WASHINGTON, D.C. – Clean water and sanitation come as basic necessities easily accessible in American homes. However, the same cannot be said for households in other parts of the world. The United States Fund for United Nations Children’s Fund (UNICEF USA) estimated that 768 million people worldwide must live without safe sources of water. Proper sanitation is unavailable to 2.5 billion people.
Water for the World Act
United States Senator Paul Simon introduced the Water for the World Act of 2013 on August 1, 2013. The bill was formed to bolster Simon’s Water for the Poor Act of 2005. If passed, the United States Government will be better equipped to provide equitable and sustainable access to safe drinking water, sanitation and hygiene in the most impoverished countries.
The Water for the World Act has recently experienced a surge in congressional support. New cosponsors such as U.S. Representative Joseph Kennedy III (D-MA) signed on in March and April 2014. The Water for the World Act has 69 cosponsors as of now, consisting of both democrats and republicans.
The most impoverished and at risk countries and communities receive top priority under the Water for the World Act. Women and girls, refugees and displaced persons are especially of concern.
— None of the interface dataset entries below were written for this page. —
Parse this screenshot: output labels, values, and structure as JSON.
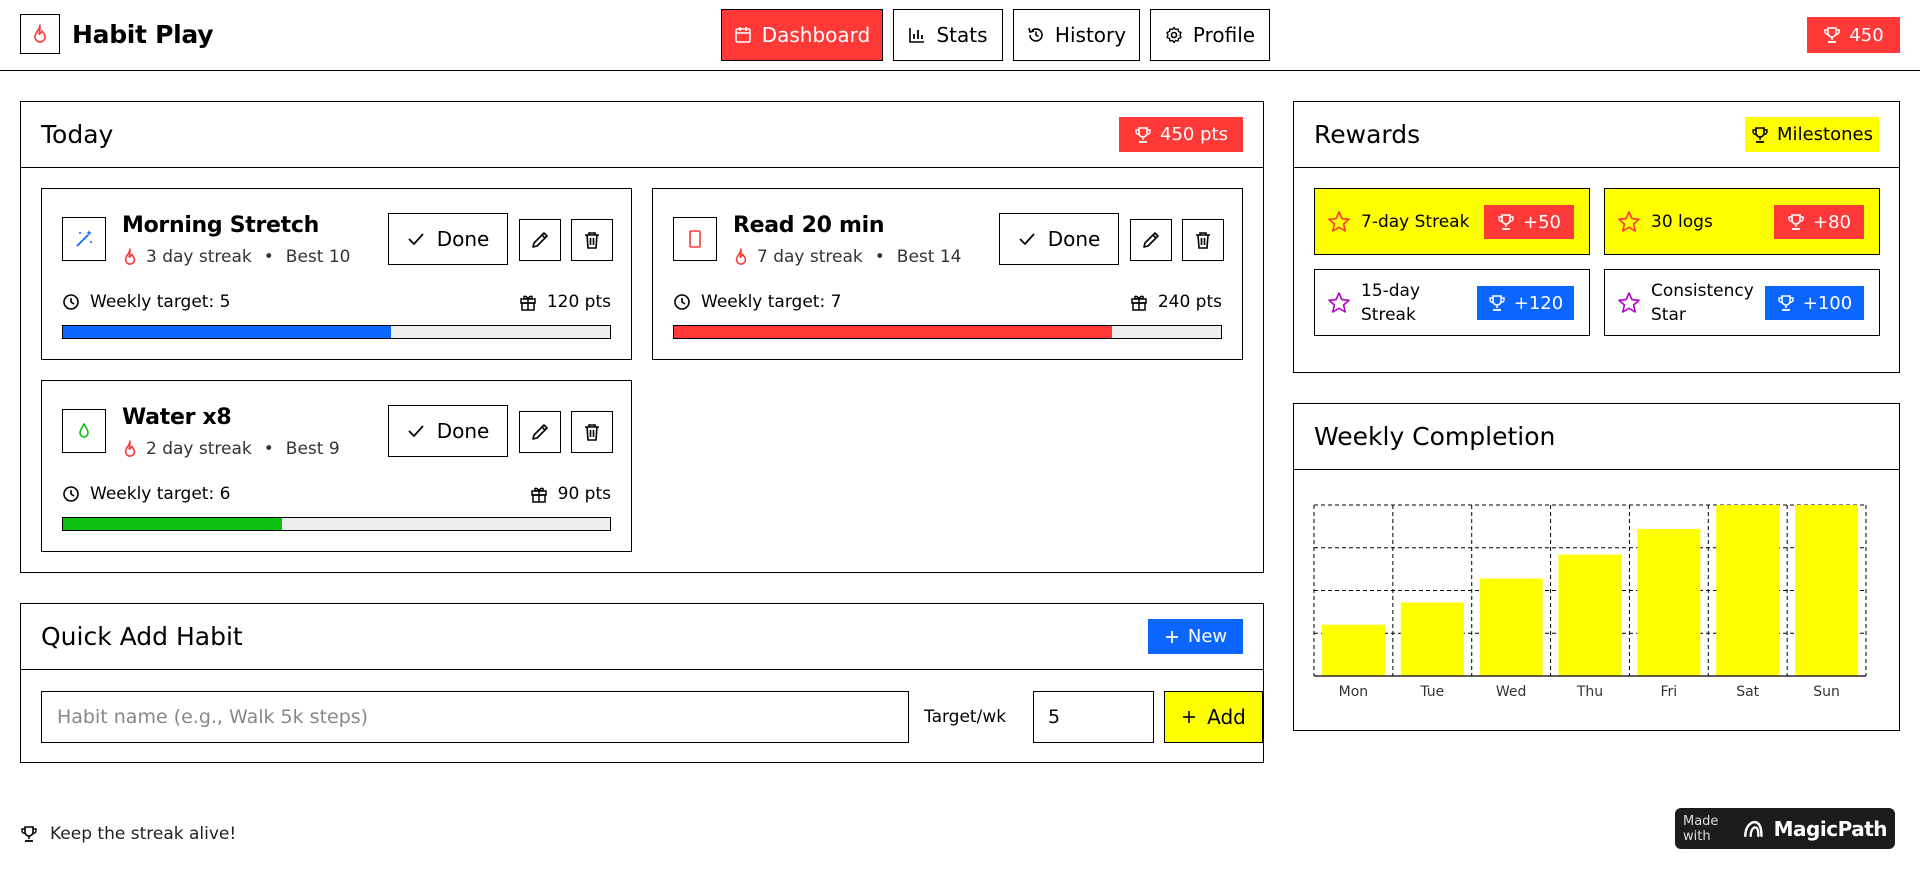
{
  "app": {
    "title": "Habit Play"
  },
  "nav": [
    {
      "label": "Dashboard",
      "icon": "calendar-icon",
      "active": true
    },
    {
      "label": "Stats",
      "icon": "bar-chart-icon",
      "active": false
    },
    {
      "label": "History",
      "icon": "history-icon",
      "active": false
    },
    {
      "label": "Profile",
      "icon": "gear-icon",
      "active": false
    }
  ],
  "header_points": "450",
  "colors": {
    "red": "#ff3838",
    "blue": "#0a66ff",
    "yellow": "#ffff00",
    "green": "#10c010",
    "purple": "#b000c8"
  },
  "today": {
    "title": "Today",
    "points_label": "450 pts",
    "habits": [
      {
        "name": "Morning Stretch",
        "icon": "magic-wand-icon",
        "streak": "3 day streak",
        "best": "Best 10",
        "done_label": "Done",
        "target": "Weekly target: 5",
        "points": "120 pts",
        "progress": 0.6,
        "color": "#0a66ff"
      },
      {
        "name": "Read 20 min",
        "icon": "book-icon",
        "streak": "7 day streak",
        "best": "Best 14",
        "done_label": "Done",
        "target": "Weekly target: 7",
        "points": "240 pts",
        "progress": 0.8,
        "color": "#ff3838"
      },
      {
        "name": "Water x8",
        "icon": "droplet-icon",
        "streak": "2 day streak",
        "best": "Best 9",
        "done_label": "Done",
        "target": "Weekly target: 6",
        "points": "90 pts",
        "progress": 0.4,
        "color": "#10c010"
      }
    ]
  },
  "rewards": {
    "title": "Rewards",
    "milestones_label": "Milestones",
    "items": [
      {
        "label": "7-day Streak",
        "points": "+50",
        "achieved": true
      },
      {
        "label": "30 logs",
        "points": "+80",
        "achieved": true
      },
      {
        "label": "15-day Streak",
        "points": "+120",
        "achieved": false
      },
      {
        "label": "Consistency Star",
        "points": "+100",
        "achieved": false
      }
    ]
  },
  "weekly": {
    "title": "Weekly Completion"
  },
  "chart_data": {
    "type": "bar",
    "categories": [
      "Mon",
      "Tue",
      "Wed",
      "Thu",
      "Fri",
      "Sat",
      "Sun"
    ],
    "values": [
      30,
      43,
      57,
      71,
      86,
      100,
      100
    ],
    "ylim": [
      0,
      100
    ],
    "grid": true,
    "color": "#ffff00"
  },
  "quick_add": {
    "title": "Quick Add Habit",
    "new_label": "New",
    "name_placeholder": "Habit name (e.g., Walk 5k steps)",
    "target_label": "Target/wk",
    "target_value": "5",
    "add_label": "Add"
  },
  "footer": {
    "text": "Keep the streak alive!"
  },
  "badge": {
    "made_with": "Made with",
    "brand": "MagicPath"
  }
}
The water and sanitation programs are designed for local ownership and sustainability with long-term financial or commercial viability.
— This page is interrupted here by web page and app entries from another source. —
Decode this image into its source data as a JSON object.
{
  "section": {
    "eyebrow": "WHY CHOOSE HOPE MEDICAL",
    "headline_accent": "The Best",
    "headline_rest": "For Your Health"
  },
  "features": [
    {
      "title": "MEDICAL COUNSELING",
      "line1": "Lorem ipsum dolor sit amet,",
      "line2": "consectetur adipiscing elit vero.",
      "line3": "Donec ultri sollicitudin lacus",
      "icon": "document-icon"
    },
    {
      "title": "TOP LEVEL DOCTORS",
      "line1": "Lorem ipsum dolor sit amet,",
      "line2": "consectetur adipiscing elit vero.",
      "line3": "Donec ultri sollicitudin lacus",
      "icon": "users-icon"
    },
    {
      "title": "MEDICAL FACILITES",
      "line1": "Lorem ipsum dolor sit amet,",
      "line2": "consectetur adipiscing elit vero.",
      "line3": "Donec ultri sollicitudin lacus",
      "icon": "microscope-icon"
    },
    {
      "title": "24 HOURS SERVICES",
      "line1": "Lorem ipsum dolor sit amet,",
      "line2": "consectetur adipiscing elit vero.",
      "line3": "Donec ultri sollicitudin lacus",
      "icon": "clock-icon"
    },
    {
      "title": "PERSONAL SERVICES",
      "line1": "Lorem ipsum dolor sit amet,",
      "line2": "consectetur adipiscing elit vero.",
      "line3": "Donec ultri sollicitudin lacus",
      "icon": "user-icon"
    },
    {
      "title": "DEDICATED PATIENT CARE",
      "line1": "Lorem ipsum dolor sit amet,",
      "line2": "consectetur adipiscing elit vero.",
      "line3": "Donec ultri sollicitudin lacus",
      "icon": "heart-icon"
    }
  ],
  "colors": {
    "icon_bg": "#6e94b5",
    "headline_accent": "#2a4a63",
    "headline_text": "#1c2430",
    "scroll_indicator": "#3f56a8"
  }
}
World Water Crisis
The United Nations Development Programme (UNDP) reported that 5,000 children die daily from diseases caused by unsafe water and improper sanitation. Many of the diseases that claim these children’s lives are easily preventable, according to the organization.
Diarrheal disease and respiratory infections are the main causes of death in children exposed to unsafe water and improper sanitation. Children who live in such conditions are much more likely to die. Congressional data revealed that children under the age of five make up 90 percent of the deaths from diarrheal disease.
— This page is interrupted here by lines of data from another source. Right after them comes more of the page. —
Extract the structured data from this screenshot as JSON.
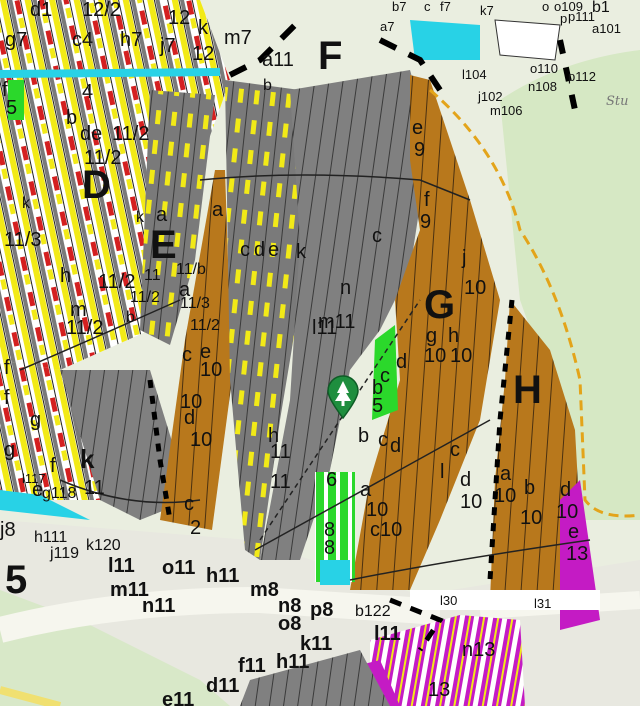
{
  "map": {
    "background_color": "#eaeee0",
    "colors": {
      "forest_gray": "#7a7a7a",
      "forest_brown": "#b8781c",
      "yellow_stripe": "#f2ea17",
      "red_stripe": "#d42020",
      "green_patch": "#2bd82b",
      "cyan_patch": "#28d2e6",
      "magenta_patch": "#c41bc4",
      "road": "#f6f6ee",
      "meadow": "#d6e8c4",
      "boundary_orange": "#e3a41a"
    },
    "compartments": [
      "D",
      "E",
      "F",
      "G",
      "H"
    ],
    "number_5": "5",
    "place_name_fragment": "Stu",
    "labels": [
      "d1",
      "12/2",
      "12",
      "g7",
      "c4",
      "h7",
      "j7",
      "k",
      "12",
      "m7",
      "a11",
      "b",
      "b7",
      "c",
      "f7",
      "k7",
      "o",
      "p",
      "o109",
      "p111",
      "b1",
      "a101",
      "a7",
      "l104",
      "j102",
      "m106",
      "n108",
      "o110",
      "p112",
      "f",
      "4",
      "5",
      "b",
      "de",
      "11/2",
      "11/2",
      "k",
      "a",
      "k",
      "11/3",
      "11/2",
      "h",
      "11/2",
      "m",
      "f",
      "g",
      "11/2",
      "b",
      "11",
      "a",
      "11/b",
      "11/3",
      "11/2",
      "a",
      "c",
      "e",
      "10",
      "10",
      "d",
      "10",
      "h",
      "11",
      "c",
      "d",
      "e",
      "k",
      "f",
      "g",
      "e",
      "f",
      "l117",
      "g118",
      "h111",
      "j119",
      "k120",
      "k",
      "11",
      "j8",
      "l11",
      "m11",
      "n11",
      "o11",
      "h11",
      "c",
      "2",
      "e",
      "9",
      "f",
      "9",
      "j",
      "10",
      "G",
      "c",
      "n",
      "11",
      "m11",
      "l11",
      "11",
      "g",
      "h",
      "10",
      "10",
      "d",
      "c",
      "b",
      "5",
      "b",
      "c",
      "d",
      "a",
      "10",
      "c",
      "d",
      "l",
      "10",
      "c10",
      "a",
      "10",
      "b",
      "10",
      "d",
      "10",
      "e",
      "13",
      "6",
      "8",
      "8",
      "m8",
      "n8",
      "o8",
      "p8",
      "b122",
      "l30",
      "l31",
      "k11",
      "l11",
      "f11",
      "h11",
      "d11",
      "e11",
      "n13",
      "13"
    ],
    "pin_icon": "map-pin-tree-icon"
  }
}
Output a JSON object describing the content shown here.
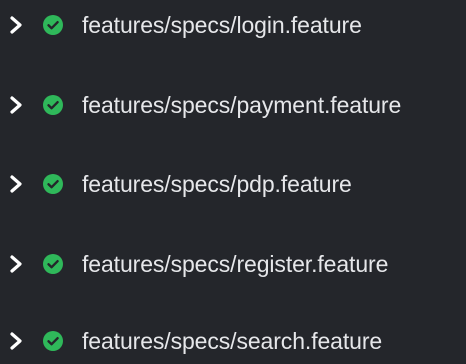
{
  "status_color": "#2fb85a",
  "feature_files": [
    {
      "path": "features/specs/login.feature",
      "status": "passed",
      "expand_icon": "chevron-right-icon",
      "status_icon": "check-circle-icon"
    },
    {
      "path": "features/specs/payment.feature",
      "status": "passed",
      "expand_icon": "chevron-right-icon",
      "status_icon": "check-circle-icon"
    },
    {
      "path": "features/specs/pdp.feature",
      "status": "passed",
      "expand_icon": "chevron-right-icon",
      "status_icon": "check-circle-icon"
    },
    {
      "path": "features/specs/register.feature",
      "status": "passed",
      "expand_icon": "chevron-right-icon",
      "status_icon": "check-circle-icon"
    },
    {
      "path": "features/specs/search.feature",
      "status": "passed",
      "expand_icon": "chevron-right-icon",
      "status_icon": "check-circle-icon"
    }
  ]
}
Undrinkable water, insufficient sanitation and poor hygiene cause 80 percent of diarrheal disease cases. Children can potentially suffer debilitating aftereffects in the event of surviving diarrheal disease. Diarrheal disease may leave lifelong physical and mental impairment.
Safe water and proper sanitation are important to children’s health and education. Children are able to attend school because they are no long afflicted by water and sanitation related illnesses. Households are able to improve economically as well. Parents who normally stayed home to care for their ill children can get jobs and earn an income.
Water and sanitation have an economic impact. According to UNDP, a country can gain an average economic return of $4.4 to $1 from water supply investments and $9.1 to $1 for sanitation investments. The organization also found that water and sanitation have a greater influence on human development than health or education spending and energy service access.
Does the world not have enough water for everyone? The lack of water in some countries would suggest that there is physically a global water shortage, but that is not the case. UNDP found that poverty, power and inequality caused the global water and sanitation crisis.
The availability of safe water and proper sanitation begins and ends with governance. The crisis remedy lies within government reform as a fundamental part of strategic measures. Programs under the Water for the World Act give governments the support they need to provide affordable and equitable water and sanitation access to the domestic population.